Major releases that were held back earlier this year are being queued for debut on the big screen, including Gong Li’s Leap, a biopic that spans 40-years telling the story of the Chinese national women’s volleyball team. Leap was one of seven major films set for release around Chinese New Year in January, but which were postponed due to the pandemic (see WiC480).

The debate now turns to whether the return of audiences in greater numbers could see Chinese cinemas overtake American ones in total sales this year – a milestone that has been much-discussed for the last two years.

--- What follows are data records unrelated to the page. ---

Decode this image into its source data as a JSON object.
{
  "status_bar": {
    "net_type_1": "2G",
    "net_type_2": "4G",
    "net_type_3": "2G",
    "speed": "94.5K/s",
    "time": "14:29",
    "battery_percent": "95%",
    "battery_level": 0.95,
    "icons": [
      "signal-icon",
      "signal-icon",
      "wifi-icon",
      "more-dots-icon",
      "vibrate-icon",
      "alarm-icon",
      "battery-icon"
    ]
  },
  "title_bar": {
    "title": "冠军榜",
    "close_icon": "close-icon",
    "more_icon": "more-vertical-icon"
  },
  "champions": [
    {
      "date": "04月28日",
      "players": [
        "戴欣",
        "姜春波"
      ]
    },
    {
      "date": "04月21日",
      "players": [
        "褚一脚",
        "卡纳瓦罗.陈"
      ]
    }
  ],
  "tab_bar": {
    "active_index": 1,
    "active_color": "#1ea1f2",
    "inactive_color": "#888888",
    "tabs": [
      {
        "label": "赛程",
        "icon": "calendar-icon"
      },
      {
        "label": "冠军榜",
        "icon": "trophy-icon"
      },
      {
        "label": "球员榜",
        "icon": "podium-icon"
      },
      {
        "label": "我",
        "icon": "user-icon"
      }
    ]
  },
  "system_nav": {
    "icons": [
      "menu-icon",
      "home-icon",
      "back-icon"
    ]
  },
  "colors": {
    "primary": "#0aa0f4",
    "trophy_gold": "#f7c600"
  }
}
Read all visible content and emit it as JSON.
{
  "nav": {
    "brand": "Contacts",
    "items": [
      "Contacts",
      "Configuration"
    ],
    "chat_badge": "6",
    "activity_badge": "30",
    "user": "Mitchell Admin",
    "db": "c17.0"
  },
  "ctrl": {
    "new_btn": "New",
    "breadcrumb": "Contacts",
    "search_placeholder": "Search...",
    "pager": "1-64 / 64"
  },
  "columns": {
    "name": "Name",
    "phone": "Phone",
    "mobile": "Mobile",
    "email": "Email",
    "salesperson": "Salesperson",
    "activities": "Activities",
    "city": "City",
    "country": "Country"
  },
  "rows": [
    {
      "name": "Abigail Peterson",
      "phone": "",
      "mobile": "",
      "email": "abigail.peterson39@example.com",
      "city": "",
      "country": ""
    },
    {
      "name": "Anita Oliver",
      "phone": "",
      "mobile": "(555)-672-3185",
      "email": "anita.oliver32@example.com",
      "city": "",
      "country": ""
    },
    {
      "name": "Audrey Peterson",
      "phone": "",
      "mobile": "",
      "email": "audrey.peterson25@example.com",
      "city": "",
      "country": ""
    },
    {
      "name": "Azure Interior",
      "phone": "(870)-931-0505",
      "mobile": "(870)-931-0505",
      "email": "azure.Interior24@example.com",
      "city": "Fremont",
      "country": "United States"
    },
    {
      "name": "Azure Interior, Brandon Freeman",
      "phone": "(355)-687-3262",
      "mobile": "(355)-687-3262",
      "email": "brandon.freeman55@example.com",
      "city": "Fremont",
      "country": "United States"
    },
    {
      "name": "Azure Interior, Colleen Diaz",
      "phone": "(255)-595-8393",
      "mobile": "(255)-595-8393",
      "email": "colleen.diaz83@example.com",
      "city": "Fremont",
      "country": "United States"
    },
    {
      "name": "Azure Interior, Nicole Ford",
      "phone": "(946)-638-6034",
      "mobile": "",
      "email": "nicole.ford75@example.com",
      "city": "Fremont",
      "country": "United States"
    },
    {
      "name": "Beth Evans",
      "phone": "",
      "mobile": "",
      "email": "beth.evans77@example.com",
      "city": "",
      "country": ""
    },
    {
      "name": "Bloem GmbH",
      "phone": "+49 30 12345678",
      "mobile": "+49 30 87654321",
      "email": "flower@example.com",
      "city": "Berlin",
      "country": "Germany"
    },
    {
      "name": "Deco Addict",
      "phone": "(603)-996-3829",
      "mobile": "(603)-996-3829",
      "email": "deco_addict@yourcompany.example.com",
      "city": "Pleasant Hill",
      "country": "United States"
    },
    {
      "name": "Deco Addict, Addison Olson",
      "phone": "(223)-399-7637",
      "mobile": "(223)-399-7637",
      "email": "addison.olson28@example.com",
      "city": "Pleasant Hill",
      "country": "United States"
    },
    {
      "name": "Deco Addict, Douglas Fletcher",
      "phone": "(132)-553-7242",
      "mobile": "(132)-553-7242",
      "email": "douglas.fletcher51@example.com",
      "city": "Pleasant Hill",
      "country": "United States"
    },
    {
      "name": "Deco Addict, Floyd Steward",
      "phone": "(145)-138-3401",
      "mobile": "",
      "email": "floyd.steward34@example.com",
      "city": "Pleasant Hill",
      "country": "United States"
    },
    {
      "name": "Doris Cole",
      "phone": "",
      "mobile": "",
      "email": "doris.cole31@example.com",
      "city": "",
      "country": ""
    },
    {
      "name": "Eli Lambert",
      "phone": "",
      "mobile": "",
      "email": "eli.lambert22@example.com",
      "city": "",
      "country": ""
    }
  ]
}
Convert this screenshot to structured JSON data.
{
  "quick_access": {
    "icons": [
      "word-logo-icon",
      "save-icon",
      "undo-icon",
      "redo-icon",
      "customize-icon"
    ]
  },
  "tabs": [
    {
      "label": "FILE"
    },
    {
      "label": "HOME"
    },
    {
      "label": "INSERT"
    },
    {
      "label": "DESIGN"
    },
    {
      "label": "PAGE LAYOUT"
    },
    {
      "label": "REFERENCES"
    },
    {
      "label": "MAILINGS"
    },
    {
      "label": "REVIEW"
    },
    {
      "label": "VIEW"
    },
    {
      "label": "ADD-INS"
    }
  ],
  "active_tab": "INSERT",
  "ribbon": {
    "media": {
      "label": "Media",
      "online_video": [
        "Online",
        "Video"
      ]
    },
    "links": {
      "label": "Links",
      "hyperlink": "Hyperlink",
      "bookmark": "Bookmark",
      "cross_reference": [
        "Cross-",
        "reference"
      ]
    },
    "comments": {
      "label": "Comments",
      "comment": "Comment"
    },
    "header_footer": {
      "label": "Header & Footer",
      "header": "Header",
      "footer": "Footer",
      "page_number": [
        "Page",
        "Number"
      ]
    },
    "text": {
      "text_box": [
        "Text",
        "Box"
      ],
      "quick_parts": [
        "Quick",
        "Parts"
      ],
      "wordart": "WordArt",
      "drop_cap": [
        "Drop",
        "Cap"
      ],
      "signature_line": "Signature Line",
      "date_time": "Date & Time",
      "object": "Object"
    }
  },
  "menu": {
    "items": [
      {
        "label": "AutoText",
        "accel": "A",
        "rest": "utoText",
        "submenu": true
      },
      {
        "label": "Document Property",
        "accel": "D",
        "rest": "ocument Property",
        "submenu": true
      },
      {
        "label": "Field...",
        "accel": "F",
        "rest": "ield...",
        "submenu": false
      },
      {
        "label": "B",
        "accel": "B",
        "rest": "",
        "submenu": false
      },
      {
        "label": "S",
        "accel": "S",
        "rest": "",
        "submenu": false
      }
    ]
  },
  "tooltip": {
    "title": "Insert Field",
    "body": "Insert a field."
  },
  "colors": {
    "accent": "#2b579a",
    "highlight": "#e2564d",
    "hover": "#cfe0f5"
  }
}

The consultancy PwC doesn’t think so, despite predicting previously that box office take would overtake the US, primarily because of a surge in openings of new screens across the country.

It now takes the view that the pandemic has punctured the more optimistic forecasts for the sector, and that film studios and cinema chains will have less capital to fund their growth plans.

“I think what we’ve seen playing out in the market is the priority for all companies, particularly entertainment companies and definitely cinema organisations, is to try and protect as much as [possible] their current businesses,” CJ Bangah, an analysts at PwC, told the Nikkei Asian Review. That also means that the US should keep its crown as the largest cinema market for at least the next five years, PwC predicts, with total ticket sales reaching $10 billion in 2024, compared to $8.1 billion in China.

Meanwhile Huayi’s chairman will hope The Eight Hundred marks a turning point in his studio’s creative fortunes. “There’s no one in the film industry that has a better instinct than Wang when it comes to finding good stories,” a movie industry insider told Sina.


© ChinTell Ltd. All rights reserved.

Exclusively sponsored by HSBC.

The Week in China website and the weekly magazine publications are owned and maintained by ChinTell Limited, Hong Kong. Neither HSBC nor any member of the HSBC group of companies ("HSBC") endorses the contents and/or is involved in selecting, creating or editing the contents of the Week in China website or the Week in China magazine. The views expressed in these publications are solely the views of ChinTell Limited and do not necessarily reflect the views or investment ideas of HSBC. No responsibility will therefore be assumed by HSBC for the contents of these publications or for the errors or omissions therein.